A: There needs to be available, secure parking for EV’s that offer dedicated charging in urban downtown environments where housing is loft-style condos.
Q: Do you own a specialty vehicle license plate? Whether you own one or not, what letters and/or number combination would you’d like to see?
A: Yes, my plate says USA PWR because I wanted to convey that all electricity is made in the USA! We don’t import electricity!
Q: Are you a member of an EV club and/or hang out with other EV enthusiasts? If so, can you provide the EV club’s name?

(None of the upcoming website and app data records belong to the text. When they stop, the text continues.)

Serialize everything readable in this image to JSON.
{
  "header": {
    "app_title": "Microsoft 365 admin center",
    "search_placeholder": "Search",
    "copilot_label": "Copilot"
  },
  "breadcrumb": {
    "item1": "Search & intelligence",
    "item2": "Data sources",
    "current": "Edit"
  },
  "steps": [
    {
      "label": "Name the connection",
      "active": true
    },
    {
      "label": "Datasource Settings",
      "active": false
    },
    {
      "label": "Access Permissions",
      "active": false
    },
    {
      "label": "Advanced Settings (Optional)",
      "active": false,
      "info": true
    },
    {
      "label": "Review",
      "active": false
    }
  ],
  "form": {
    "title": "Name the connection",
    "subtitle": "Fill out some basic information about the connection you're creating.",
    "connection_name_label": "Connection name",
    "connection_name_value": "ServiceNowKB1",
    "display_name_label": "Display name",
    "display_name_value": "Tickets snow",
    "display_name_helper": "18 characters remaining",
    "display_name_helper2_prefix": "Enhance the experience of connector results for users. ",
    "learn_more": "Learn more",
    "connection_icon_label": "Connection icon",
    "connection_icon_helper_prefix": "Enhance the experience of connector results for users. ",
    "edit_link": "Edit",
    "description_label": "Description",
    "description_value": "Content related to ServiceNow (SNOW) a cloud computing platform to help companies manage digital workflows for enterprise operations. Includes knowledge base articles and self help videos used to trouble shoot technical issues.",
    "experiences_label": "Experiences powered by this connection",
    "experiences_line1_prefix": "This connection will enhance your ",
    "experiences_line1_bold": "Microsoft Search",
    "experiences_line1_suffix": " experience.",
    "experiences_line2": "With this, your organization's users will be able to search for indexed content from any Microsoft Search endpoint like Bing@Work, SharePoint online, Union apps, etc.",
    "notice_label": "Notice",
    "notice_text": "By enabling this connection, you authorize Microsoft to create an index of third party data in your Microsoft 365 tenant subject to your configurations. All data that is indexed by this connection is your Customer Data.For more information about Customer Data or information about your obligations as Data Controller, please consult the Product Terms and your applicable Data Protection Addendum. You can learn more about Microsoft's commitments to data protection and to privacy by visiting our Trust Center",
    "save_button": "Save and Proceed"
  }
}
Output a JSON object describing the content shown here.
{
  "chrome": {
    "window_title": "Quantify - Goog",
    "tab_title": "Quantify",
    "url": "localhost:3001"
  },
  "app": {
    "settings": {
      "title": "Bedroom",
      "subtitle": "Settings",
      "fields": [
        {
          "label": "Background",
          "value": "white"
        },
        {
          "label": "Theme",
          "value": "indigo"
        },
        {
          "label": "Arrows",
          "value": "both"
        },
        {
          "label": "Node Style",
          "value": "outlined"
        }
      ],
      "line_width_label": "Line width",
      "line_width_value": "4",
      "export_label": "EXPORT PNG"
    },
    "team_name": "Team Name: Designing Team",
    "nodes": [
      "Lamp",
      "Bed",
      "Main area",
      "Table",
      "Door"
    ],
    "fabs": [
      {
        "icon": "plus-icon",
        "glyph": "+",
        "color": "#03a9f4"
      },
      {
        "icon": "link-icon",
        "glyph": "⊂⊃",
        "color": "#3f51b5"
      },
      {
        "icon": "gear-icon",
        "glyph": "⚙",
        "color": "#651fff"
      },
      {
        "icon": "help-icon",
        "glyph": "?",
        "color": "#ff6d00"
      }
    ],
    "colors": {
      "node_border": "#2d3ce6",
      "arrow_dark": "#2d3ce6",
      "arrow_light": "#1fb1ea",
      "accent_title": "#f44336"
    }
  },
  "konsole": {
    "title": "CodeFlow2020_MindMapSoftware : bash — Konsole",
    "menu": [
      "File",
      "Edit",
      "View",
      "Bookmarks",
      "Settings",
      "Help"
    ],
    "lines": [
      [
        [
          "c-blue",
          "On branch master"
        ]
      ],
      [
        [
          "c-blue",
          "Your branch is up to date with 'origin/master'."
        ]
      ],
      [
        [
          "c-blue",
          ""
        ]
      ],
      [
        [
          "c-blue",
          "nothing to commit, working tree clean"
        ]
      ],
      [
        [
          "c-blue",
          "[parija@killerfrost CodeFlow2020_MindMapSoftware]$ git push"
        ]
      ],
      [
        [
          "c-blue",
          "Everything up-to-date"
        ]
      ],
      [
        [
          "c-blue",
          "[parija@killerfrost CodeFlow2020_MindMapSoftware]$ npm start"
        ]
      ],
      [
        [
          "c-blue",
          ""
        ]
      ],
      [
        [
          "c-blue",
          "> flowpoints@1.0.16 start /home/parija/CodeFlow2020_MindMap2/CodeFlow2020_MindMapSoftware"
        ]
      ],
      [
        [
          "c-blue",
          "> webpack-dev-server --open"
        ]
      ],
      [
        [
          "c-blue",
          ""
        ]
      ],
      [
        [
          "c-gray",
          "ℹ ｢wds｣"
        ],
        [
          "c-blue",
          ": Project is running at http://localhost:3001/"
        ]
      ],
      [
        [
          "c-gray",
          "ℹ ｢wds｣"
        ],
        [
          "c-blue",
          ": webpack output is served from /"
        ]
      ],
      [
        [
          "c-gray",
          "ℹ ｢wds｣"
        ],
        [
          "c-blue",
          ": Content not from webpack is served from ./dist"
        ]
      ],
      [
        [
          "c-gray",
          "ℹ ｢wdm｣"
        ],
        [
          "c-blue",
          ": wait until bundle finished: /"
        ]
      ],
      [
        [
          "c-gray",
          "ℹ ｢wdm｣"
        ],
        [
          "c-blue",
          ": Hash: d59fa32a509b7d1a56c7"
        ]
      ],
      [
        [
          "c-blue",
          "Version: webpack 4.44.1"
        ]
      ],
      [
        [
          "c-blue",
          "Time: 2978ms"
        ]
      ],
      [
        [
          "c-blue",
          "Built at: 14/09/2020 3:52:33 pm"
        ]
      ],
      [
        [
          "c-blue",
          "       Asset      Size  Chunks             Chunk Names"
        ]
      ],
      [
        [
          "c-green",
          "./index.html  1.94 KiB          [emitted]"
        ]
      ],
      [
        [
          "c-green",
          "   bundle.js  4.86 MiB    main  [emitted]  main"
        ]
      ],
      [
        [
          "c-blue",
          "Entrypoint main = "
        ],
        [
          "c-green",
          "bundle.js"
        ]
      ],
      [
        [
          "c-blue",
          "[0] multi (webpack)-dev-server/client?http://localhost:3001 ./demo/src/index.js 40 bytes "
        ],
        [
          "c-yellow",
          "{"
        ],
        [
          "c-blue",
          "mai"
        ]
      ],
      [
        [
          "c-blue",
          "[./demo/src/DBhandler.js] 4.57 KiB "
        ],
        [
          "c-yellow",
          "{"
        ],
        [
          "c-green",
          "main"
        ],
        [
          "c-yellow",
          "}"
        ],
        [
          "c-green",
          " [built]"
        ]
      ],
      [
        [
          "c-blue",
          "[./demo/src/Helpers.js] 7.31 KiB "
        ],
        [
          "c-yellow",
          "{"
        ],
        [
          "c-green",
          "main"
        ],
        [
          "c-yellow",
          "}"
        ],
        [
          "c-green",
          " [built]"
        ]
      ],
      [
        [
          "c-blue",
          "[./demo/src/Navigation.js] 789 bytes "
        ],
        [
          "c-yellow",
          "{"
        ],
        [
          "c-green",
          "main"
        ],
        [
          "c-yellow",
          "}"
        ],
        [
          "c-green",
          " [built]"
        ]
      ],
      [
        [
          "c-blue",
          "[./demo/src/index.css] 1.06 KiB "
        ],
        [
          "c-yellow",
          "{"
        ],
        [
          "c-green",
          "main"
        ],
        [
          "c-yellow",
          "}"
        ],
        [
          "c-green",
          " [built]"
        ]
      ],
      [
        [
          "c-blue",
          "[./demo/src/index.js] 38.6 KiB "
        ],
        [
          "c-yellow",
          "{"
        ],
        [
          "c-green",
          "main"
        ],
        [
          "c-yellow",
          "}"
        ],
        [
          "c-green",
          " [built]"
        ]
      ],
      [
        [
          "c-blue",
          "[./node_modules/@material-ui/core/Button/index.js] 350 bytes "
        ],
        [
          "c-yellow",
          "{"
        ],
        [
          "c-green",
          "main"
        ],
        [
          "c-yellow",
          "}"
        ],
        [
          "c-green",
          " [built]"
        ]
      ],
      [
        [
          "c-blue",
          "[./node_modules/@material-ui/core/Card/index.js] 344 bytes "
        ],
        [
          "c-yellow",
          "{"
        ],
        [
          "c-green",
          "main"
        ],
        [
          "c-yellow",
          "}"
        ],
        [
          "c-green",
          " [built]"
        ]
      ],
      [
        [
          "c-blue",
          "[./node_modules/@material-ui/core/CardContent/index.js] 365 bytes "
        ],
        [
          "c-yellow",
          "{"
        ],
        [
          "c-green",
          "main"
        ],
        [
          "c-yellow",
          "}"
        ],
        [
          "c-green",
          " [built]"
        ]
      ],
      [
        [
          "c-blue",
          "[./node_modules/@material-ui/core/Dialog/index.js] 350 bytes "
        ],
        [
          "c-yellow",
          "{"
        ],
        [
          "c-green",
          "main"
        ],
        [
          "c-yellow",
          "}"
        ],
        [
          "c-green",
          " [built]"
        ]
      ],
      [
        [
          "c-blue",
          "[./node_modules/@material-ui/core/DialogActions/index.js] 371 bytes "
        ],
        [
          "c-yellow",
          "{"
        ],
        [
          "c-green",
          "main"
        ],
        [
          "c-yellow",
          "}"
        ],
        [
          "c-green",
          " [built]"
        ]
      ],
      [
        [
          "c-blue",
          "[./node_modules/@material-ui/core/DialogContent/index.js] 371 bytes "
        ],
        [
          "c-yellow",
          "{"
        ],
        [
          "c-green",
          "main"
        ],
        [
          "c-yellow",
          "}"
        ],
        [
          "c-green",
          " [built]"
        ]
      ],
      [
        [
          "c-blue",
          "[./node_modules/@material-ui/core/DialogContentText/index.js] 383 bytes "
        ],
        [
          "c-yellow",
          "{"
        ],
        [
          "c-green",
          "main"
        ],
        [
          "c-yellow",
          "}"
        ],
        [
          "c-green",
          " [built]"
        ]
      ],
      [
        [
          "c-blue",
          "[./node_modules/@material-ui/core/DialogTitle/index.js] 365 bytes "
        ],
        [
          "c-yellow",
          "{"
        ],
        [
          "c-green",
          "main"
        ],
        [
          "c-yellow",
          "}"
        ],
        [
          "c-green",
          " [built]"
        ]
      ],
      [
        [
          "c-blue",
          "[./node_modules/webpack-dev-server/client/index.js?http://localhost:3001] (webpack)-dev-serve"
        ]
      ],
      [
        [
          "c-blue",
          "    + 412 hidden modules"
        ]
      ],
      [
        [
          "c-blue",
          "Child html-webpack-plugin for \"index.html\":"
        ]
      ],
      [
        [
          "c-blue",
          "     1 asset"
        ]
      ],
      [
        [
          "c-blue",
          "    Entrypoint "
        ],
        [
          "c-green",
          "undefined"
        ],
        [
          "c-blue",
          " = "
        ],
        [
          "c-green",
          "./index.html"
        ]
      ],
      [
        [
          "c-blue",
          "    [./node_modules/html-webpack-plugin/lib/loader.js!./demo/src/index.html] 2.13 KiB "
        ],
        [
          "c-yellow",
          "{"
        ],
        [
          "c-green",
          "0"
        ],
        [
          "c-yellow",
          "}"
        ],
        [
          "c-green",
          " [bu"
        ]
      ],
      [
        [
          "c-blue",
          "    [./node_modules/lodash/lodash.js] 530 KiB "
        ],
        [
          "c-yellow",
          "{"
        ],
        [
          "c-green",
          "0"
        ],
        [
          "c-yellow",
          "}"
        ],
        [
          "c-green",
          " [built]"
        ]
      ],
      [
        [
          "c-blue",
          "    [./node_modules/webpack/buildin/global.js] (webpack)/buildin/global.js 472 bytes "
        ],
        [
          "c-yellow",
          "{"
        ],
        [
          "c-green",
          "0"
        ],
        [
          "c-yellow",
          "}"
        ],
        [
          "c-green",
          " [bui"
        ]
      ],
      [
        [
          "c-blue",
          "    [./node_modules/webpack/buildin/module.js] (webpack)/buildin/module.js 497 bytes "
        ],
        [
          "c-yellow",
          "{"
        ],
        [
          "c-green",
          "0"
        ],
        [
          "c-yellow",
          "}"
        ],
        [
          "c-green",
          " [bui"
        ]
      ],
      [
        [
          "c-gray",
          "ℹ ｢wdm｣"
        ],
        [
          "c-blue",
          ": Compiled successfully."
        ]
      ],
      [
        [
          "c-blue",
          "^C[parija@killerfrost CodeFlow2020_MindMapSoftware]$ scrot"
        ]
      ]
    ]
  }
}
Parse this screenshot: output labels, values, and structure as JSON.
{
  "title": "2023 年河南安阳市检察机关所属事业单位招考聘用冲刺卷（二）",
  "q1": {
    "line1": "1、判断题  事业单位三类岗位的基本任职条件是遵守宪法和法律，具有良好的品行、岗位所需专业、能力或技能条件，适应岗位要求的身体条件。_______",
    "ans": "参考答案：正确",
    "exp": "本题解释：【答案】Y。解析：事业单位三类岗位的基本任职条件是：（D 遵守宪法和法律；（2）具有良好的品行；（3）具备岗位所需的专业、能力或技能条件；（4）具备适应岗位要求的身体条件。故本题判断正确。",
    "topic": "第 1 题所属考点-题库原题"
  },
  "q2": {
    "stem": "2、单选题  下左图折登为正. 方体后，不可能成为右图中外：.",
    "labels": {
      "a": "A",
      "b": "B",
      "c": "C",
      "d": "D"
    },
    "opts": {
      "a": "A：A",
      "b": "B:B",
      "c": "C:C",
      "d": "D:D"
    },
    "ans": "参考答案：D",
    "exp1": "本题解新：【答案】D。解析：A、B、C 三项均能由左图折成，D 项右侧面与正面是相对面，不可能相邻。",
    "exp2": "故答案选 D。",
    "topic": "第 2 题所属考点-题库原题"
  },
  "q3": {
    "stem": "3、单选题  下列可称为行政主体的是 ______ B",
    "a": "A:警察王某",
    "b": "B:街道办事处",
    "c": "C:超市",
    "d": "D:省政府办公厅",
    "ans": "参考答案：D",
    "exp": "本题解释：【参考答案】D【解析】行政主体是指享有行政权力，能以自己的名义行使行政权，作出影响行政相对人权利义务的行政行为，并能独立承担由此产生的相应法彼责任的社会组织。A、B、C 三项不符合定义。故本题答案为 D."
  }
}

A: I am currently president of the Knoxville Electric Vehicle Association (KEVA,) but I would also consider myself a long time member of the Electric Vehicle Association of Washington, DC as I helped that group out for seven years.
Q: Do you attend EV events in your area? If so, what are some of your favorite experiences? What experiences would you like to see happening?
A: I have a big passion for organizing electric vehicle presence at the larger city auto shows like the Knoxville Auto Show. We also put on a rather large ride and drive every year in September for National Drive Electric Week. We are trying to do more events throughout the year such as EV fun drives up through the Great Smokey Mountains and Cars and Coffee events. We are currently planning a summer campground meetup for EV’s to promote the fact that RV/campgrounds typically have 220v outlets that can be used to charge an EV.
Q: Does your workplace offer charging? Would you take advantage of workplace charging if it was offered?
A: I currently work from home so I would still say that my “workplace” does have charging! However, my workplace in Alexandria, VA does offer workplace charging. We have 12 level-1 spots that you pay monthly to access.
Q: Have you ever made a long road trip in your EV? If so, what was it like? What was your favorite thing about making the trip in an EV?
A: I moved from Knoxville to Denver and took my entire life in my Chevy Volt. The Volt has a surprising amount of space when the seats are folded flat. The Volt being a series hybrid was easily able to run on horrible gas for the interstate sections for 350 miles a fillup, and then I would save my battery for any stop and go traffic. The Volt also made the drive up Pikes Peak and twice up Mount Evans with no problems!
Q: If the sky was the limit and you could design an EV, what would be your top five must-have features? What would you name it? What color would you pick?
1. A mixed battery setup that has a balanced blend of ultra caps and storage batteries, and a new solid-state battery with a massive increase in energy density
(The ultra caps can “buffer” energy to help deliver big punches of power for quick acceleration. They can also more efficiently absorb charges really quickly from regen as well as normal charging.)
2. Heated Seats and steering wheel
3. 350KW fast charging, which probably means an 800-volt system
4. Full Self-driving (I can dream right?)
5. Swivel seats, so at least the passenger seat can swivel 180 degrees to face the back seats for easy conversation with driver and backseat passengers
Q: Would you buy another EV? If so, which one?
A: Every vehicle I own from here on out must have a plug! I am interested in the Tesla Model 3, the new Cadillac EV, and really interested in the VW ID BUZZ, the bus EV. I am not so sure I should be forgiving VW for their diesel scandal so quickly, but that bus looks so cool! The engineer in me questions the coefficient of drag on that bus but man is it cool! (Side note: The EV-1 had a drag coefficient of 0.19 which is one of the lowest of all time! This means the EV-1’s electric motors didn’t have to work as hard to slice through the air. Compared to an old school VW Bus, which has a coefficient of 0.42, it is pretty much like pushing through molasses! Let’s hope they improve that a bit on the new one.)